Joe Biden's Syria Airstrike Was 'Highly Dangerous,' Iran Says Amid Rising Tensions

Iranian Foreign Minister Javad Zarif has said that President Joe Biden's airstrikes against Iran-aligned Iraqi militias in Syria last month was "highly dangerous" and a risk to Middle East stability, as Tehran continues to press the White House for sanctions relief.

Iranian leaders are still demanding that Biden lift all sanctions imposed by President Donald Trump, as the new president seeks to revive the Joint Comprehensive Plan of Action nuclear deal from which his predecessor withdrew in 2018.

Biden wants Iran to scale back its nuclear program in line with JCPOA restrictions before any sanctions relief, but Tehran has refused any new talks or concessions until sanctions are eased.

Meanwhile, Iran-backed militias are continuing a low-level insurgency against American and allied interests in neighboring Iraq, where Tehran exploited the disastrous U.S. invasion and occupation to amass huge influence.

One such attack on the Erbil International Airport last month—which killed one civilian contractor and wounded several Americans—prompted Biden to launch airstrikes against Iraqi Iran-aligned fighters in Syria, close to the border with Iraq.

Zarif said Monday in an interview with the Persian-language Mardom Salari newspaper that the airstrikes were a mistake. "Their move against Syria's territorial integrity and sovereignty was highly dangerous and will yield no results but spreading insecurity in the region," Zarif said, according to the state-run Fars News Agency.

Tehran believes that Trump's withdrawal from the JCPOA means it is incumbent on Biden to return to full compliance with the deal.
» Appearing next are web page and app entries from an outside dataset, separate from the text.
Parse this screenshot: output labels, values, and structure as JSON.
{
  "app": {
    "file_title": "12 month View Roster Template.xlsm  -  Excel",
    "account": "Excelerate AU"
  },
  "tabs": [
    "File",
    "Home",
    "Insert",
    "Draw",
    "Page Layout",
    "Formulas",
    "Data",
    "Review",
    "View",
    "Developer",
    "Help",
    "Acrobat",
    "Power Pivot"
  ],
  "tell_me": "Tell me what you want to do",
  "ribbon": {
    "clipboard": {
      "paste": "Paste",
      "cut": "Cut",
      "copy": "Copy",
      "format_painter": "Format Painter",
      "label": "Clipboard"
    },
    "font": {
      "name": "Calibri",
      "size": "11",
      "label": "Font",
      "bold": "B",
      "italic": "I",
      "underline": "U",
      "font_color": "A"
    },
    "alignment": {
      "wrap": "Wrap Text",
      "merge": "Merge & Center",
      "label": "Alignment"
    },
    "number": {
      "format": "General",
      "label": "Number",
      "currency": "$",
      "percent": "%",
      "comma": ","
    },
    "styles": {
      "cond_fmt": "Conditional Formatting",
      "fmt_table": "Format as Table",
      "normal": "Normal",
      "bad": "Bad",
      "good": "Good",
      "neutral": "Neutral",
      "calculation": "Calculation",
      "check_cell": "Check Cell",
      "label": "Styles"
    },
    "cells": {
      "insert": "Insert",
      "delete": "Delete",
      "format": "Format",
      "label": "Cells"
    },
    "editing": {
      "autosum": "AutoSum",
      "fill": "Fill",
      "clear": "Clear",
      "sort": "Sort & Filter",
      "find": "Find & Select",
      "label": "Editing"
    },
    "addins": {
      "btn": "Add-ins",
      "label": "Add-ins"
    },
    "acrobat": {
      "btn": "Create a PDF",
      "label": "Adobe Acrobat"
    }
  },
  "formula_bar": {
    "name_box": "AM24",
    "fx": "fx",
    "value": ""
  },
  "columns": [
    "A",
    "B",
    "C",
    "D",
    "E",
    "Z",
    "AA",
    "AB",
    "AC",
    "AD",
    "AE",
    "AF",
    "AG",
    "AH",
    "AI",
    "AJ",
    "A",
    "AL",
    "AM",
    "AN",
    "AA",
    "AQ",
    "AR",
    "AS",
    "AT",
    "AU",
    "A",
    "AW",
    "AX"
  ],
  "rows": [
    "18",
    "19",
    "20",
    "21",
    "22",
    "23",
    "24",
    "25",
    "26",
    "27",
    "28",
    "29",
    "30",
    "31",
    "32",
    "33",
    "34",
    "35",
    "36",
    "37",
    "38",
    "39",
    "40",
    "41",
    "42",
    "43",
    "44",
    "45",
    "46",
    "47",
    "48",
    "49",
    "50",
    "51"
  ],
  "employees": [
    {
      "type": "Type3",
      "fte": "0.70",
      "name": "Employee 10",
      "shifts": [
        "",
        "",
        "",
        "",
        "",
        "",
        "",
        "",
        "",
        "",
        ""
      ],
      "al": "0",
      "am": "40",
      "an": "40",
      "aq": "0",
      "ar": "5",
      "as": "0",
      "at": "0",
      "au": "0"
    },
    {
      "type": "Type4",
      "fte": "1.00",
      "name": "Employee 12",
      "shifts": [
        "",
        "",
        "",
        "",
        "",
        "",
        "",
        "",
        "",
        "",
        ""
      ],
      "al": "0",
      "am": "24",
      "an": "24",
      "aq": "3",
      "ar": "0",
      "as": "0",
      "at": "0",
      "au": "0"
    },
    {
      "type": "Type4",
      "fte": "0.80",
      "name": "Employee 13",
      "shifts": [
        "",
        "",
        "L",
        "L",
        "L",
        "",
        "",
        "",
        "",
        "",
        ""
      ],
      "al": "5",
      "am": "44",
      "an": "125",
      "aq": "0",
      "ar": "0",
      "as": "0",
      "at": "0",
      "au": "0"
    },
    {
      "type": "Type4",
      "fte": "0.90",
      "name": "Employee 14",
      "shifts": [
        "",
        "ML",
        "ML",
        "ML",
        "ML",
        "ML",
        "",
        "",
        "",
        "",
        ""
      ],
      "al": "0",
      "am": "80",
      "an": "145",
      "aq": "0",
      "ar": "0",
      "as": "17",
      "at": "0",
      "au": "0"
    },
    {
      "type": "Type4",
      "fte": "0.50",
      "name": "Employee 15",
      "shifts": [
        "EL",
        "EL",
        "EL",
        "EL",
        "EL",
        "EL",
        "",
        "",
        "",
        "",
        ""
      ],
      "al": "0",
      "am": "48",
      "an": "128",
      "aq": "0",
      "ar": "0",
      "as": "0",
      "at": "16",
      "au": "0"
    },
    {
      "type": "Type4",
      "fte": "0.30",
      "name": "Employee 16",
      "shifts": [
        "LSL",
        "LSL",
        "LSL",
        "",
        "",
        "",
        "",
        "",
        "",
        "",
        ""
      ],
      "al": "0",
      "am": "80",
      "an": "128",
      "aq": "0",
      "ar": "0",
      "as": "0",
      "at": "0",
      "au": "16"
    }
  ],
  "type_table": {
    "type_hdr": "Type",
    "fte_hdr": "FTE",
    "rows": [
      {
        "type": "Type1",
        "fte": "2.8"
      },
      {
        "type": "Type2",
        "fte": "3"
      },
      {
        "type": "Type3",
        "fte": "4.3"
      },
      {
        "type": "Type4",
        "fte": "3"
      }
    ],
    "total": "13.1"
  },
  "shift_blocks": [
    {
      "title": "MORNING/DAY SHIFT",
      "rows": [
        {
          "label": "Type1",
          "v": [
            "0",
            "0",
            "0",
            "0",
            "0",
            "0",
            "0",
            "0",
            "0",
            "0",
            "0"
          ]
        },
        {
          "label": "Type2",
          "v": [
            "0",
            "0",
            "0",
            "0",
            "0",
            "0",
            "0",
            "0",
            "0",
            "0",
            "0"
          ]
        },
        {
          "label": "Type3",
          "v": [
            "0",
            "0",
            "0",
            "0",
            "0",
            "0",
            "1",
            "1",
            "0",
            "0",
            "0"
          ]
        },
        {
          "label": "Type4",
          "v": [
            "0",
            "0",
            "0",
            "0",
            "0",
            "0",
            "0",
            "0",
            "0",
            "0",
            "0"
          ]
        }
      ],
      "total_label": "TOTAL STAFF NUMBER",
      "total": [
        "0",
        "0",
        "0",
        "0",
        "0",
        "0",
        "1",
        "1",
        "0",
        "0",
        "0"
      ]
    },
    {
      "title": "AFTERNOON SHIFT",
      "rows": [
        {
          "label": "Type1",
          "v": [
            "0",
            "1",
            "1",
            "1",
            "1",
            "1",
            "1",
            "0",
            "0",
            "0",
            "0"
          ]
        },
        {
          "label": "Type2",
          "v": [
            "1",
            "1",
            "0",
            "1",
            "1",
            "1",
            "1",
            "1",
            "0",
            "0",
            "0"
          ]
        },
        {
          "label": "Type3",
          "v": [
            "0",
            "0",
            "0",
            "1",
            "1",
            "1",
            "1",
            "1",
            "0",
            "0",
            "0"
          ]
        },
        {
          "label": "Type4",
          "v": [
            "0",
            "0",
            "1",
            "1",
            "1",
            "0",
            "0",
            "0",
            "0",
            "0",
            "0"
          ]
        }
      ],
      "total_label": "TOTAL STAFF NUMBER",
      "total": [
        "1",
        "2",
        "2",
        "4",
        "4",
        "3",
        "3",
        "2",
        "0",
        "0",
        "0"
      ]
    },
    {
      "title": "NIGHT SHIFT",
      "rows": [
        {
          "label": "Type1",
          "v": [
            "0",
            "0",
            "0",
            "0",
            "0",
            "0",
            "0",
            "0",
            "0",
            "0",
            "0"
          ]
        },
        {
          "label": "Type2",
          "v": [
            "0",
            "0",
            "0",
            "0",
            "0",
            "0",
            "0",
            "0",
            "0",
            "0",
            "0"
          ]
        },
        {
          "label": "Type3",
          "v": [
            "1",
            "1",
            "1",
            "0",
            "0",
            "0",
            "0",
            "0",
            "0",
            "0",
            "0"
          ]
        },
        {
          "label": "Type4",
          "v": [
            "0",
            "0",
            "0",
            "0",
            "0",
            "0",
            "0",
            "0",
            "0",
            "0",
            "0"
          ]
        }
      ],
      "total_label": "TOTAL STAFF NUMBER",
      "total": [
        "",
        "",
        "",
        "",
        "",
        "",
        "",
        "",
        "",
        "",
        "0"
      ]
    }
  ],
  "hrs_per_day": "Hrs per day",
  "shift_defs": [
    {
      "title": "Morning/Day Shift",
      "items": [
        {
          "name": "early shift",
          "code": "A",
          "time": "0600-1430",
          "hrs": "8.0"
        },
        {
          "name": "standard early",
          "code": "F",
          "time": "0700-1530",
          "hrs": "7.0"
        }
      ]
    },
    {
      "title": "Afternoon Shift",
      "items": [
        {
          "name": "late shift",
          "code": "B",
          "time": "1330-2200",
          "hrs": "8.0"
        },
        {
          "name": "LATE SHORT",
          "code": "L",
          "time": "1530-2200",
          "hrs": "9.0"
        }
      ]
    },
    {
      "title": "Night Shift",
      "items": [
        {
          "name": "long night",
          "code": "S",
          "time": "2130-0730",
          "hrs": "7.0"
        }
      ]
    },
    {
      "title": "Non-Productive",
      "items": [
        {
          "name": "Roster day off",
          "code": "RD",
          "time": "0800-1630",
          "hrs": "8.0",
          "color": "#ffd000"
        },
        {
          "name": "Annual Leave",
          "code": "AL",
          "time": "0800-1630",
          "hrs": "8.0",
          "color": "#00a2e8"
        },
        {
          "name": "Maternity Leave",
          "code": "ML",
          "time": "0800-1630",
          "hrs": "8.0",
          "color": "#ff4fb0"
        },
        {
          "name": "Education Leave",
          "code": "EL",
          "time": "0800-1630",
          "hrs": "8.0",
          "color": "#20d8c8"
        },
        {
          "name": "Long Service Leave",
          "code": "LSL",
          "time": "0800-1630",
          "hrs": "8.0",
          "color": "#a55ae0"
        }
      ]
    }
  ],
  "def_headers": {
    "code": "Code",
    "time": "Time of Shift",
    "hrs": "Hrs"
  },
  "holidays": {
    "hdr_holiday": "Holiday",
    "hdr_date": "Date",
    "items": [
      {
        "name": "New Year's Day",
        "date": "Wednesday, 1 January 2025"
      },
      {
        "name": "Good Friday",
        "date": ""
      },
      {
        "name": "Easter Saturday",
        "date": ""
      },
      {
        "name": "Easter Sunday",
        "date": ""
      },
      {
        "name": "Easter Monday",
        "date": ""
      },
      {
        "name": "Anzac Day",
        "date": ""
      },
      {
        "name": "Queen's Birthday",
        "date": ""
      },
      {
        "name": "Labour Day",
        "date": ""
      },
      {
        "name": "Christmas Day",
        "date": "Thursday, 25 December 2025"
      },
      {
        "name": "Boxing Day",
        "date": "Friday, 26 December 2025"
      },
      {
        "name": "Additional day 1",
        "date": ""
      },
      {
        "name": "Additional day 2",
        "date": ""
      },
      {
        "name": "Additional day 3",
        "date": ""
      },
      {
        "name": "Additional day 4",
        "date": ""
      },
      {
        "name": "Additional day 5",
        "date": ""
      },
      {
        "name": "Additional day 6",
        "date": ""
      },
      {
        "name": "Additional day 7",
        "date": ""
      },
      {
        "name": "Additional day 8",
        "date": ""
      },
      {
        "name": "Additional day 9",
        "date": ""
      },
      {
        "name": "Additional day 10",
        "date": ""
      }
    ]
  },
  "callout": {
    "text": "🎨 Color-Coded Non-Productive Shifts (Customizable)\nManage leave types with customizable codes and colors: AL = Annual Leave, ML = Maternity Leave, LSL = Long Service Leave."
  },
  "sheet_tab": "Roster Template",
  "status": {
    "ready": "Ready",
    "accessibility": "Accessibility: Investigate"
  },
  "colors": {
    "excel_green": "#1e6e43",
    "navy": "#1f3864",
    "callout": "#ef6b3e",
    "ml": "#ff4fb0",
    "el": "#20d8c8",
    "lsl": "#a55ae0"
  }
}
Without that, they say, Biden is effectively continuing Trump's "maximum pressure" strategy.

"It seems that Mr. Biden still continues to pursue the maximum pressures policy through sanctions and regional mistakes despite officially acknowledging the failure of Mr. Trump's policy of maximum pressure," Zarif said.

"I feel that Mr. Biden's administration has not yet reached a conclusion on foreign policy," he added, suggesting the White House is facing pressure from domestic opponents of the JCPOA plus U.S. regional allies like Israel and Saudi Arabia who are pressing Biden to abandon the accord entirely.

"I think that they have not yet been able to make a decision because of the pressures and that they are not yet convinced that the maximum pressure is a failed policy," Zarif suggested. "Of course, they have stated this, but they don't appear convinced in practice yet. A good result cannot be expected from a wrong policy."

Biden and his top officials have framed the JCPOA as the basis for a "longer and stronger" deal with Iran, which would put restrictions on Tehran's ballistic missile program and its network of proxy militias—two issues Iran has refused to negotiate on.

That regional network of militias is perhaps the biggest threat to a diplomatic detente. Iran-backed Shia militias in Iraq in particular are still regularly launching attacks against American and allied troops, prompting demands in the U.S. that Biden take a tougher line on Tehran.

Iranian forces and their allies also remain in a standoff conflict with Israel, particularly in Syria where Israeli airstrikes regularly target Iranian positions and supply lines through which weapons Tehran arms the Lebanese Hezbollah movement.

In Yemen, meanwhile, the Iran-supported Houthi rebels are upping the ante against Saudi Arabia, increasing cross border attacks with drone and missile strikes against energy infrastructure and other significant targets including major cities.

But Zarif and other Iranian leaders have repeatedly dismissed any JCPOA renegotiation. The foreign minister wrote on Twitter—which remains banned in Iran—on Friday: "JCPOA cannot be renegotiated—period.

"Let's stop posturing—which we both did 2003-2012 to no avail—& get down to implementing JCPOA—which we both actually signed on to."

US personnel next to jet USS Nimitz
This file photo shows flight deck personnel near an F/A-18E Super Hornet fighter aircraft aboard the USS Nimitz aircraft carrier while at sea on January 18, 2020 off the coast of Baja California, Mexico. Mario Tama/Getty Images